▶ _Exercise data_
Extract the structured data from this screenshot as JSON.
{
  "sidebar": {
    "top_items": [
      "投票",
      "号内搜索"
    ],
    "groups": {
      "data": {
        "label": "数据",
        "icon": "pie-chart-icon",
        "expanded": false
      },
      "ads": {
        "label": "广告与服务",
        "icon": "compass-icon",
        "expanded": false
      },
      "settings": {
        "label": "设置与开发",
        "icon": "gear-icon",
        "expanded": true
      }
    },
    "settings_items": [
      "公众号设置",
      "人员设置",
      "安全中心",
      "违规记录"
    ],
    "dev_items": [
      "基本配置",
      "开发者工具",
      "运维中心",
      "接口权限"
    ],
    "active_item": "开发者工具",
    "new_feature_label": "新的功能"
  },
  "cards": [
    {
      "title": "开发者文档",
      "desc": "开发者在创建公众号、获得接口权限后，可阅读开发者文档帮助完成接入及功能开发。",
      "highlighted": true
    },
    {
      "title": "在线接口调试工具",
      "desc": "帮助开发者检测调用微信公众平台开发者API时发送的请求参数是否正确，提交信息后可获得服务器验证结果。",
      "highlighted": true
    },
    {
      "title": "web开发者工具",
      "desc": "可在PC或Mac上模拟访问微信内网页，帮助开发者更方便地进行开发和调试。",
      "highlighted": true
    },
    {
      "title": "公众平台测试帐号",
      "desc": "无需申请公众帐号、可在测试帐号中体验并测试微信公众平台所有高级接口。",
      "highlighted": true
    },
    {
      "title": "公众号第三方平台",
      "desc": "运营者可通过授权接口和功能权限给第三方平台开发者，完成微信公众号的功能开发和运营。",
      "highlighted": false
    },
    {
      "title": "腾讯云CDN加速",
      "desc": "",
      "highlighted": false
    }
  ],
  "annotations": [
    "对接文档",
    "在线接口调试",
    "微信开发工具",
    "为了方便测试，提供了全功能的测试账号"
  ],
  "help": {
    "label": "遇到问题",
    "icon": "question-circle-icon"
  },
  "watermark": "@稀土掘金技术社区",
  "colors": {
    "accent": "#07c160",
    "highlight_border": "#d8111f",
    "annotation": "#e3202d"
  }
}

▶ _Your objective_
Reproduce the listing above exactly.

▶ _Written reply_
Extract the structured data from this screenshot as JSON.
{
  "sidebar": {
    "top_items": [
      "投票",
      "号内搜索"
    ],
    "groups": {
      "data": {
        "label": "数据",
        "icon": "pie-chart-icon",
        "expanded": false
      },
      "ads": {
        "label": "广告与服务",
        "icon": "compass-icon",
        "expanded": false
      },
      "settings": {
        "label": "设置与开发",
        "icon": "gear-icon",
        "expanded": true
      }
    },
    "settings_items": [
      "公众号设置",
      "人员设置",
      "安全中心",
      "违规记录"
    ],
    "dev_items": [
      "基本配置",
      "开发者工具",
      "运维中心",
      "接口权限"
    ],
    "active_item": "开发者工具",
    "new_feature_label": "新的功能"
  },
  "cards": [
    {
      "title": "开发者文档",
      "desc": "开发者在创建公众号、获得接口权限后，可阅读开发者文档帮助完成接入及功能开发。",
      "highlighted": true
    },
    {
      "title": "在线接口调试工具",
      "desc": "帮助开发者检测调用微信公众平台开发者API时发送的请求参数是否正确，提交信息后可获得服务器验证结果。",
      "highlighted": true
    },
    {
      "title": "web开发者工具",
      "desc": "可在PC或Mac上模拟访问微信内网页，帮助开发者更方便地进行开发和调试。",
      "highlighted": true
    },
    {
      "title": "公众平台测试帐号",
      "desc": "无需申请公众帐号、可在测试帐号中体验并测试微信公众平台所有高级接口。",
      "highlighted": true
    },
    {
      "title": "公众号第三方平台",
      "desc": "运营者可通过授权接口和功能权限给第三方平台开发者，完成微信公众号的功能开发和运营。",
      "highlighted": false
    },
    {
      "title": "腾讯云CDN加速",
      "desc": "",
      "highlighted": false
    }
  ],
  "annotations": [
    "对接文档",
    "在线接口调试",
    "微信开发工具",
    "为了方便测试，提供了全功能的测试账号"
  ],
  "help": {
    "label": "遇到问题",
    "icon": "question-circle-icon"
  },
  "watermark": "@稀土掘金技术社区",
  "colors": {
    "accent": "#07c160",
    "highlight_border": "#d8111f",
    "annotation": "#e3202d"
  }
}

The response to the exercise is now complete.